Exercise instructions: Look at each line of the records and count those with "ordered" in them. Please answer with the count alone.

Dataset rows for apps and sites:
== Segment start ==
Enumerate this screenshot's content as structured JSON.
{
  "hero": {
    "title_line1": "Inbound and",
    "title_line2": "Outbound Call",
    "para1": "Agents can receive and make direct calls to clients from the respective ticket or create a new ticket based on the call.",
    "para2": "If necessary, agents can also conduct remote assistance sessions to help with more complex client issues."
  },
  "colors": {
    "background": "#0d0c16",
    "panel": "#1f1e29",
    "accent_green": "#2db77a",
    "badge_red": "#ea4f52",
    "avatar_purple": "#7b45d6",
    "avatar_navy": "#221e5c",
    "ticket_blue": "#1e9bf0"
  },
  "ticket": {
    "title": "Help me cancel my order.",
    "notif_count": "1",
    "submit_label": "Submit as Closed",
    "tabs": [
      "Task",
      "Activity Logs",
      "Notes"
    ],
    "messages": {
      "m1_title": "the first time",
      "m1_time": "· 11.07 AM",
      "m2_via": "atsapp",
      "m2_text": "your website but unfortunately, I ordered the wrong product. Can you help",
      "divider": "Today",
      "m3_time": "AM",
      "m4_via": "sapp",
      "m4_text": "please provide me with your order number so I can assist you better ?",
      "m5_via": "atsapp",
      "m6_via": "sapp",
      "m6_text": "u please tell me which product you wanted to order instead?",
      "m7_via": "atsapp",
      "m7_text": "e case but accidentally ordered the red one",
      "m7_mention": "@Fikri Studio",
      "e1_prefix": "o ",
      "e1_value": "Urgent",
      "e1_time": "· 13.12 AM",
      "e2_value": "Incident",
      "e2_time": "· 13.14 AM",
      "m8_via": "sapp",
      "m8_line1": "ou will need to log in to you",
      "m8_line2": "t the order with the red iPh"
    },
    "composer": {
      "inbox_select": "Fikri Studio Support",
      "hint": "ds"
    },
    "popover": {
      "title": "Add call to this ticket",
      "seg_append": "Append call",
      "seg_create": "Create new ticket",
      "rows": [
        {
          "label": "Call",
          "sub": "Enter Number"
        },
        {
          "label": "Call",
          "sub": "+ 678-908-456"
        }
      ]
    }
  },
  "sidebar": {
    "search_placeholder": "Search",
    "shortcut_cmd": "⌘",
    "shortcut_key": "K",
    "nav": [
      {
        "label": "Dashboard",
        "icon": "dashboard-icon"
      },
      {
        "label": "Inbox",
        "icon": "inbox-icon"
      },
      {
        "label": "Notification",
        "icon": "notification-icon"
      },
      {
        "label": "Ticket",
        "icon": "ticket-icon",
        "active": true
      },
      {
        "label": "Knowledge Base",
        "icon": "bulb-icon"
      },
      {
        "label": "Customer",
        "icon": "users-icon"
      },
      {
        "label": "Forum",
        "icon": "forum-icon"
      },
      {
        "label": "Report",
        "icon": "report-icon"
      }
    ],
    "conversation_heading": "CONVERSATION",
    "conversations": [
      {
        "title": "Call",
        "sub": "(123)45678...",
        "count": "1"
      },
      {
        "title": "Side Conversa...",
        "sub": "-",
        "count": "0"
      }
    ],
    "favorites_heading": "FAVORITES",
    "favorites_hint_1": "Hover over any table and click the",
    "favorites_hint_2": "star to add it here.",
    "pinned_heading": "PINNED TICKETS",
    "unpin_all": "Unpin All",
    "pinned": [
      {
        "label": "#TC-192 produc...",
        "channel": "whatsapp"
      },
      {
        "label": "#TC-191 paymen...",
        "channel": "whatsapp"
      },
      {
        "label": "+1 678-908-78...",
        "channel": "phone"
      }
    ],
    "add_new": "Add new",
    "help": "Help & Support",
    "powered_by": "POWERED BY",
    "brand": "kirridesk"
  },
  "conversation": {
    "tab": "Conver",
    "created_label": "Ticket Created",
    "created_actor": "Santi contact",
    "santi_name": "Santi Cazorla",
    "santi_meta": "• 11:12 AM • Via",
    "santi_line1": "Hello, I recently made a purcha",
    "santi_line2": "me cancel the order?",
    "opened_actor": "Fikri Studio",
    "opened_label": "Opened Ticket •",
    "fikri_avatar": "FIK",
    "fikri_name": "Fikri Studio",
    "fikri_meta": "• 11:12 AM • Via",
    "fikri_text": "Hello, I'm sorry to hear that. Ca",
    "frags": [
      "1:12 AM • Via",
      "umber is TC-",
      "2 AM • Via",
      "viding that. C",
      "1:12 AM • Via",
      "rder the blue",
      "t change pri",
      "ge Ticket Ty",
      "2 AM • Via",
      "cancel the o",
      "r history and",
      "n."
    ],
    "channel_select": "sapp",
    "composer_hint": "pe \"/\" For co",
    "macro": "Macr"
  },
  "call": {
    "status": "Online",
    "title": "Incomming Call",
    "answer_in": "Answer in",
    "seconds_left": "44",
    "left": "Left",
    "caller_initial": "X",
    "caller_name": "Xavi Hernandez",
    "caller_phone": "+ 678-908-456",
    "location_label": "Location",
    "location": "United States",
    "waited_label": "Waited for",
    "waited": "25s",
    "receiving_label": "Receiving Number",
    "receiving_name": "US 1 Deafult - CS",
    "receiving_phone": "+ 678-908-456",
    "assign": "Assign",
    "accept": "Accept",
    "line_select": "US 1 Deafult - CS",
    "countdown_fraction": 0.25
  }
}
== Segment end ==
Exercise answer: 2